As a Language and Literacy student at Harvard, I learned that there was a such thing as African American Vernacular English (AAVE). In a nutshell, the research stated that African Americans especially those who are from the south combine the Southern dialect and African dialect carried from slavery time that translates into everyday speech. Growing up, my mother would call it speaking improper English (or ebonics) and academia would classify it as a colloquial language. It is not language that you would use to write a formal letter or paper, in short this dialect should only be a dialect among peers and familiar friends.
My concern is that this research has given a pass to some educators to not correct this dialect because they dear that they are being insensitive to the African American culture. By not requiring students to enunciate and use the correct verb tenses, they are being more sensitive to how students speak at home and respecting the student and their family. Personally I think by not requiring students to speak with proper verb tenses and enunciation, we are actually doing them a disservice. If at a young age they do not hear the correct verb tenses and correct pronunciation of words, they run the risk of sounding uneducated as they get older because it is no longer cute to not know.
As a reading specialist it is a problem because this improper grammar ultimately affects a child’s ability to read and comprehend. The better the grammar or the knowledge of the correct way to speak, the better students are able to understand lectures and books way above their levels.
I do agree that students should be able to express themselves in anyway they choose when they are not in an academic setting, however we must draw the line during presentation and speaking to adults in school. This is the same idea as using emoticons and texting abbreviations while writing a formal paper.

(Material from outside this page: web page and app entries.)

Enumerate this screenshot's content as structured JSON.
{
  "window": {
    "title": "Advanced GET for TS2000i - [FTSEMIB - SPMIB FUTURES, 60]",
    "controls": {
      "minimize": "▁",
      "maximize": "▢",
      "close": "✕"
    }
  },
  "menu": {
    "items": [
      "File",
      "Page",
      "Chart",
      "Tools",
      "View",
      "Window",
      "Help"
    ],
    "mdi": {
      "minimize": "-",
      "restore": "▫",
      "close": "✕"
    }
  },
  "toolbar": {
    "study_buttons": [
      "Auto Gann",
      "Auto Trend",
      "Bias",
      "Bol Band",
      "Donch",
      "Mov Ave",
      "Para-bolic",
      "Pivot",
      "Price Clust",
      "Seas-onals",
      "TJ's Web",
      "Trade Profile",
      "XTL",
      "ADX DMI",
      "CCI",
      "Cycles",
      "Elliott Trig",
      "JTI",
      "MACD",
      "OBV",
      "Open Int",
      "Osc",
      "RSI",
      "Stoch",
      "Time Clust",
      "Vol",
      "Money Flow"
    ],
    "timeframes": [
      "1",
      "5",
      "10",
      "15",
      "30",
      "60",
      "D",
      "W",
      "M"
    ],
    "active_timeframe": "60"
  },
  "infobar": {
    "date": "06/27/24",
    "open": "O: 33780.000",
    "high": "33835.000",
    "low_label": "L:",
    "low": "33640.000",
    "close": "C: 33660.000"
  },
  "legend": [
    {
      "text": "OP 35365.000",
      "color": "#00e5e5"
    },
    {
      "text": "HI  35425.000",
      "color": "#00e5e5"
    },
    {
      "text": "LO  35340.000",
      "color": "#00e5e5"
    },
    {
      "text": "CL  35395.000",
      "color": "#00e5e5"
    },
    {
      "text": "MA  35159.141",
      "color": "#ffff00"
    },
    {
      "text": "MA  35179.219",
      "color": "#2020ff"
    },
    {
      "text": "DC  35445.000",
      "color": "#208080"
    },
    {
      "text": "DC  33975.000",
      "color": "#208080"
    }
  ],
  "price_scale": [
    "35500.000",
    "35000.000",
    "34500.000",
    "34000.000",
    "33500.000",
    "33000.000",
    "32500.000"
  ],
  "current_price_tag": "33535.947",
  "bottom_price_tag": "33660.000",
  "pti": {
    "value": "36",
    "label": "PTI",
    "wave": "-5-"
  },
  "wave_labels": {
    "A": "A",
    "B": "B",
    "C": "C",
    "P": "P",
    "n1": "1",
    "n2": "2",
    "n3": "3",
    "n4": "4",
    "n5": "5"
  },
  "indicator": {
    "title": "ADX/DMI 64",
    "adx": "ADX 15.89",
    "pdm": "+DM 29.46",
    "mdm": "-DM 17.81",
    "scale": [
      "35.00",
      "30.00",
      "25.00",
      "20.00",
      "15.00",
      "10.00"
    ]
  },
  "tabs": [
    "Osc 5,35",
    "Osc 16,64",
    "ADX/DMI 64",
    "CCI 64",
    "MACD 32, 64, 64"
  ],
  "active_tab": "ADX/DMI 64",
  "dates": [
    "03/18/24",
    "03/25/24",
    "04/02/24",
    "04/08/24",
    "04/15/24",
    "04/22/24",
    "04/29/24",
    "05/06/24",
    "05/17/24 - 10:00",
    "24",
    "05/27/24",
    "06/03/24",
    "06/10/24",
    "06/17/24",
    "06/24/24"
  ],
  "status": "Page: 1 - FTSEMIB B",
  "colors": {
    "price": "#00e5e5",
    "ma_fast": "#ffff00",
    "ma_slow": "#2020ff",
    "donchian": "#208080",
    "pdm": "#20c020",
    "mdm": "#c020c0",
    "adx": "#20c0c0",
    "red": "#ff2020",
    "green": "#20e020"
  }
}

How do we draw the line between sensitivity and academia? Should grammar just be a lesson in code switching as Delpit asserts?
Leave your thoughts.